[Data for this task Boundary: Start]

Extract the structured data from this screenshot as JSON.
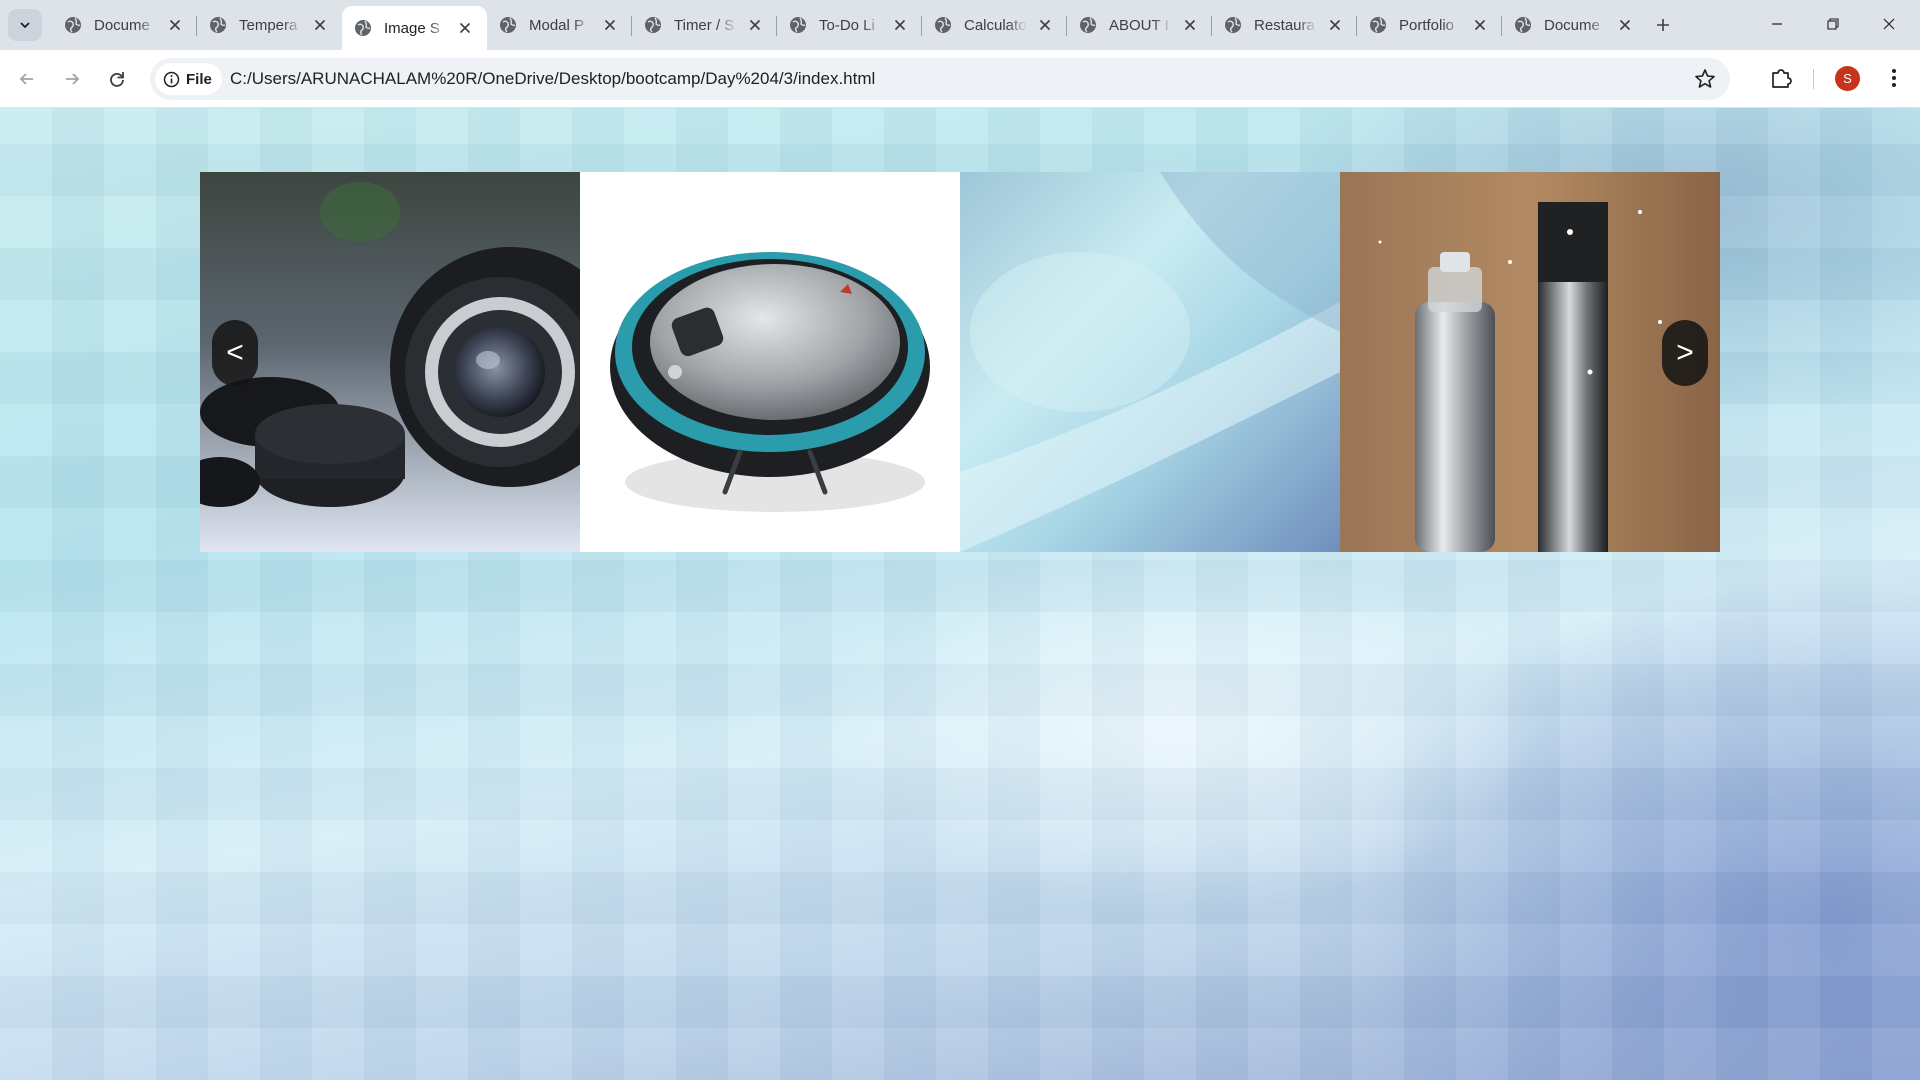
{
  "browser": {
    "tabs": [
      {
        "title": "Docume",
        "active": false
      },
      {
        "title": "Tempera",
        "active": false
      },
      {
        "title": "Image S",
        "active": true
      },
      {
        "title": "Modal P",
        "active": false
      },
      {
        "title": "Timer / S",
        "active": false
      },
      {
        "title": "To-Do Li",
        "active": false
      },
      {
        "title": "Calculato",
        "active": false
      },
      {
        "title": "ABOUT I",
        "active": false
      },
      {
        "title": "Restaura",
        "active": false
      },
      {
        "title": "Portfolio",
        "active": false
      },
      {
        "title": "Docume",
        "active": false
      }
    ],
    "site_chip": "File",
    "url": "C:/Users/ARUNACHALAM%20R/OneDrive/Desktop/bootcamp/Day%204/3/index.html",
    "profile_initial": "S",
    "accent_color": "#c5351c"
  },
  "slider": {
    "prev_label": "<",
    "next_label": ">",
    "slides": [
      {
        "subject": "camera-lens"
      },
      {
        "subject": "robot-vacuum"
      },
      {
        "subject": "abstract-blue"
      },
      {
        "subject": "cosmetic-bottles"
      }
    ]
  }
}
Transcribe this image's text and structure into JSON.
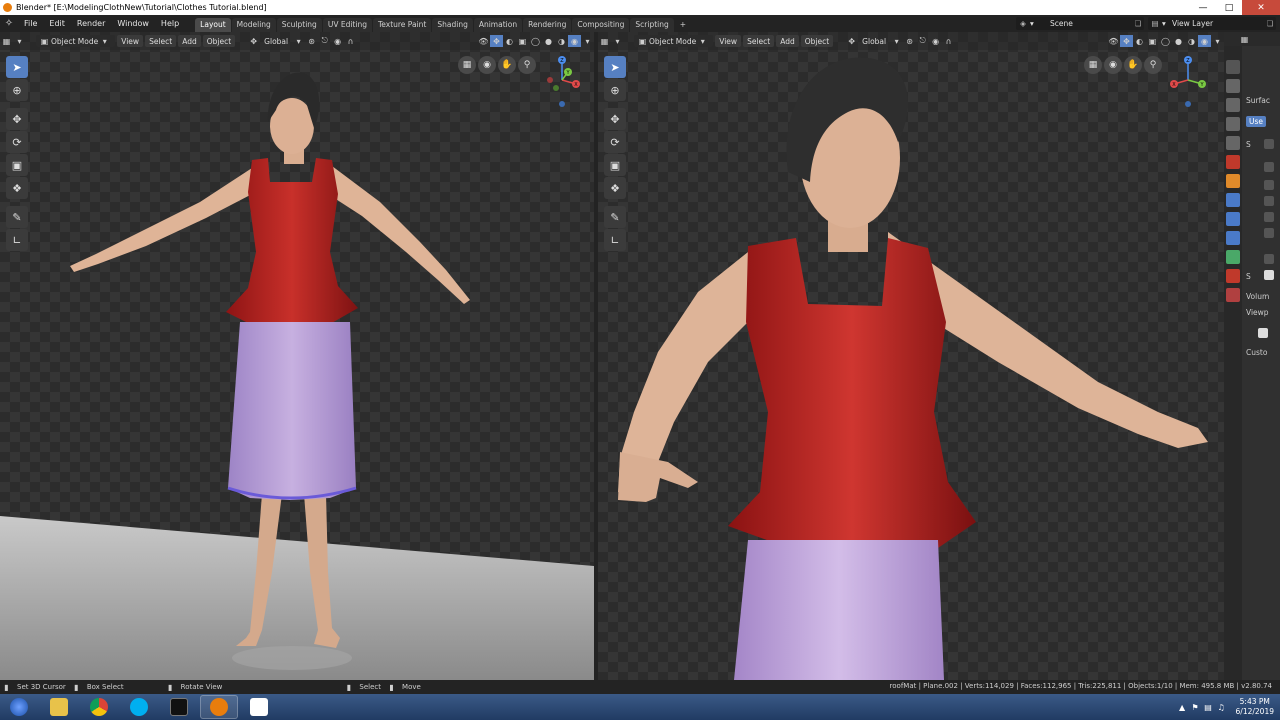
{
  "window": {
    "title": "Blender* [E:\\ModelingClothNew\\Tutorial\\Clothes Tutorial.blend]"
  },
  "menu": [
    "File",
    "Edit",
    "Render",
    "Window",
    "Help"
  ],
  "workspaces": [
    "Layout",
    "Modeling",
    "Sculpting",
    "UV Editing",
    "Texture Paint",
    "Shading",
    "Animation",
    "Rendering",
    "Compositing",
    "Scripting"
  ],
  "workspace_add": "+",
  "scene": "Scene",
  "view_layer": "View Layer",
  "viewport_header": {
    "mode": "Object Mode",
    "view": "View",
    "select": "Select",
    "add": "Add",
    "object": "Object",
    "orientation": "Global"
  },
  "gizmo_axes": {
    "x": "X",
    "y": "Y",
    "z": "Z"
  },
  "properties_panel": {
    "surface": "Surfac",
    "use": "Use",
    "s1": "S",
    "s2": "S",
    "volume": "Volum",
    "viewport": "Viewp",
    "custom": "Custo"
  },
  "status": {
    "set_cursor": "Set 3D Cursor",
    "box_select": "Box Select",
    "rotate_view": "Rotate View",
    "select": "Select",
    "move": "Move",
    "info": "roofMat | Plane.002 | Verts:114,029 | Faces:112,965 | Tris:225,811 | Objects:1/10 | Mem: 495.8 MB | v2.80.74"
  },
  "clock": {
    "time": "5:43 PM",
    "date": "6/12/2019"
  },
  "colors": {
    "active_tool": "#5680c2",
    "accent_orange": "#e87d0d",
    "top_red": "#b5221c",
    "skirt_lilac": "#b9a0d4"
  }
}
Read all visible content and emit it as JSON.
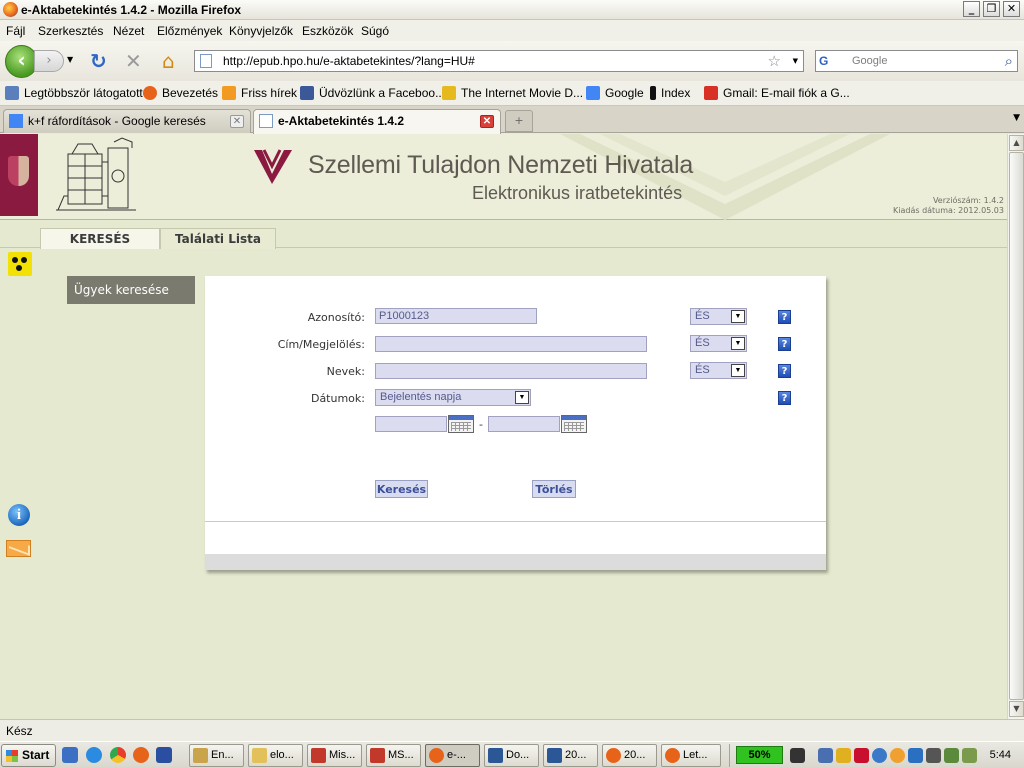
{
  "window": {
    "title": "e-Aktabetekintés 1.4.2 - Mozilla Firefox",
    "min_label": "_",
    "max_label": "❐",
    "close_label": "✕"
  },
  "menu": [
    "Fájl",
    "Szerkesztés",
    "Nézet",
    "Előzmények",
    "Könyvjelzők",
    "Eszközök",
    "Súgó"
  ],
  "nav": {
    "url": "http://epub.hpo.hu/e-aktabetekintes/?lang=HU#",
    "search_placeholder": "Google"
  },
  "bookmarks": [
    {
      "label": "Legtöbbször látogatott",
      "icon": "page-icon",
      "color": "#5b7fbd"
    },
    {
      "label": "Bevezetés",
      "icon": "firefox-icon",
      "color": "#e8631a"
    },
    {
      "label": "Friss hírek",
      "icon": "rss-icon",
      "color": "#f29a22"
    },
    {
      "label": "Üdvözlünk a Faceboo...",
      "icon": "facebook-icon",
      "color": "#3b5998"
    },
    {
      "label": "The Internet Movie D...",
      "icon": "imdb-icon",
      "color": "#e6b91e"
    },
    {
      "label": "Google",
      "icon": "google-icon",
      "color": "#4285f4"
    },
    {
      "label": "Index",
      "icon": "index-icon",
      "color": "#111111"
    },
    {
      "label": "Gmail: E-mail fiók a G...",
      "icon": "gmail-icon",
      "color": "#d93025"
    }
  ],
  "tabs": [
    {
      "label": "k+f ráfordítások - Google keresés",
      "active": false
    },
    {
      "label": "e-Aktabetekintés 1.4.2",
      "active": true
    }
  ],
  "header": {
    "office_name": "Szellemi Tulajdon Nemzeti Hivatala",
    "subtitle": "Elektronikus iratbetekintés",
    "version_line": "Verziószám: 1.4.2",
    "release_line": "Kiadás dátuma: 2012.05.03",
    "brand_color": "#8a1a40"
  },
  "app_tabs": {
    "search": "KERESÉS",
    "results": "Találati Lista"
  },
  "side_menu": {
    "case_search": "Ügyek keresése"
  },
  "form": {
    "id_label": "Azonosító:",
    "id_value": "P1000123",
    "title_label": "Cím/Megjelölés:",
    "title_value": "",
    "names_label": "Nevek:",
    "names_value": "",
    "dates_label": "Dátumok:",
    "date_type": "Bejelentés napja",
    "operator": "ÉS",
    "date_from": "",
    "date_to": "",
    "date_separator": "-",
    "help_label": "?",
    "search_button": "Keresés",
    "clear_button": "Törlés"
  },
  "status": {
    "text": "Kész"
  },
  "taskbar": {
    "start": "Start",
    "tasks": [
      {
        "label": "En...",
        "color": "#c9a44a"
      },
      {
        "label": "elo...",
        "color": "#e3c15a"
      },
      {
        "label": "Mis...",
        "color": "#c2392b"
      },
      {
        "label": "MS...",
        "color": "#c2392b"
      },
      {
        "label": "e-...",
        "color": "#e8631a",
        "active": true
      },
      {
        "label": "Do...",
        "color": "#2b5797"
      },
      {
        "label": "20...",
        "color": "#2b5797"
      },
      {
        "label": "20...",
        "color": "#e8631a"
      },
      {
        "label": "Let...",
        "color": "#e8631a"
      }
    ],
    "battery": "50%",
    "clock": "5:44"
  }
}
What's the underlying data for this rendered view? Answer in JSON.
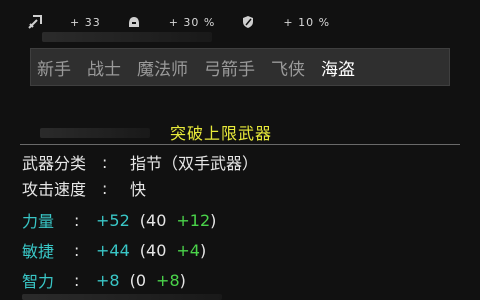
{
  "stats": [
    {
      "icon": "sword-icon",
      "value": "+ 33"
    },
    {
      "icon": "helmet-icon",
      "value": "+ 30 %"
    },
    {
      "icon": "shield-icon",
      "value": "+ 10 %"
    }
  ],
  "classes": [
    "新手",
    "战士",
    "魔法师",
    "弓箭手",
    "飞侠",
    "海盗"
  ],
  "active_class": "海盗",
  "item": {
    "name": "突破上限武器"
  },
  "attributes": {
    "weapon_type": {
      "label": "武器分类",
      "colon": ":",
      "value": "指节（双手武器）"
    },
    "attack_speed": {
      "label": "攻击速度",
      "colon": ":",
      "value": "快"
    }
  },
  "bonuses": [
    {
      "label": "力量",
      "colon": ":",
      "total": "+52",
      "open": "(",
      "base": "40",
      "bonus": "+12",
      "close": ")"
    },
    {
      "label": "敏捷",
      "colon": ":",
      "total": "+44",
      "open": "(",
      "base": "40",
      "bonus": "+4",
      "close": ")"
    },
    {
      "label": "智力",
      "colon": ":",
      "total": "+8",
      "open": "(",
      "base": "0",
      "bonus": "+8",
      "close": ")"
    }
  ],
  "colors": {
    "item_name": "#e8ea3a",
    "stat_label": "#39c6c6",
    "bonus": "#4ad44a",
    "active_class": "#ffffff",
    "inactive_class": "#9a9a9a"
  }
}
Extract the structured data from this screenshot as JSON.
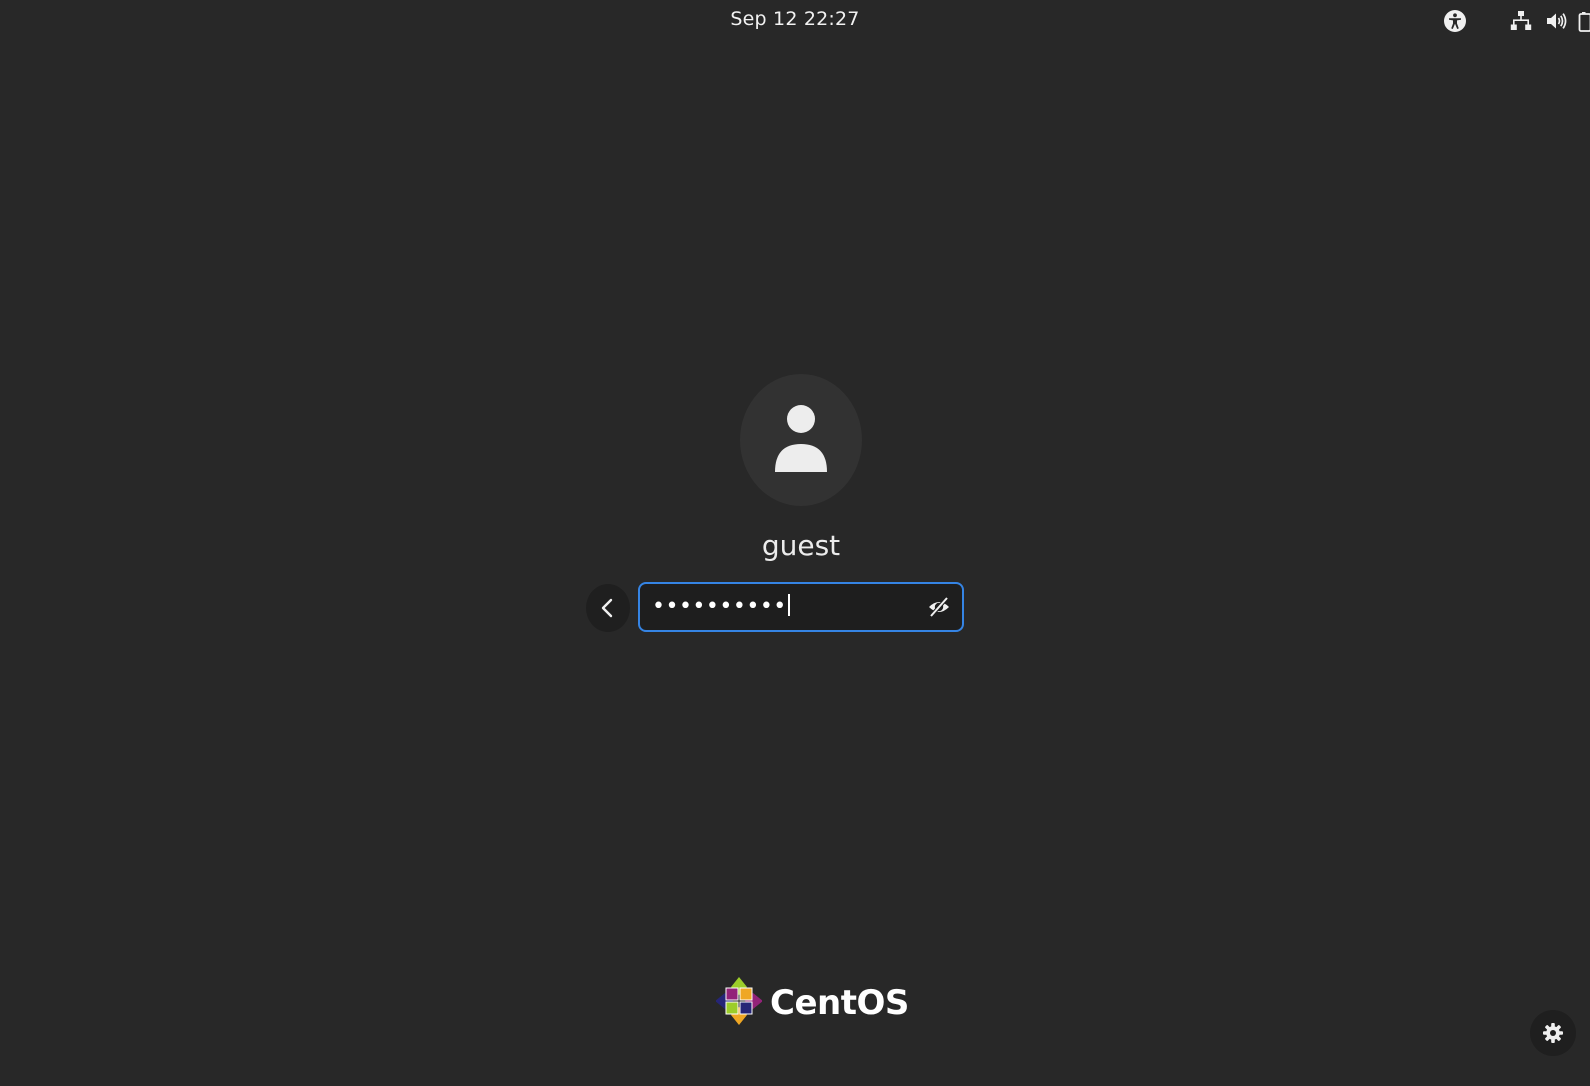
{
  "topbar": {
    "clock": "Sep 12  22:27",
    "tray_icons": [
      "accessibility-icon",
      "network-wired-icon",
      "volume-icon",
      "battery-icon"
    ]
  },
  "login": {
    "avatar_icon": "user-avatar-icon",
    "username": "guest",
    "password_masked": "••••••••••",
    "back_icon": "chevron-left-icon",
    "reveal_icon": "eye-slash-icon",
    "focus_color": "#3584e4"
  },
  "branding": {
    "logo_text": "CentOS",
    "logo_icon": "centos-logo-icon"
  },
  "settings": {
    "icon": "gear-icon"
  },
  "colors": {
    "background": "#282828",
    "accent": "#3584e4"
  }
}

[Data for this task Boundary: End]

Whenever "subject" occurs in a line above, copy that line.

        "subject": "camera-lens"
        "subject": "robot-vacuum"
        "subject": "abstract-blue"
        "subject": "cosmetic-bottles"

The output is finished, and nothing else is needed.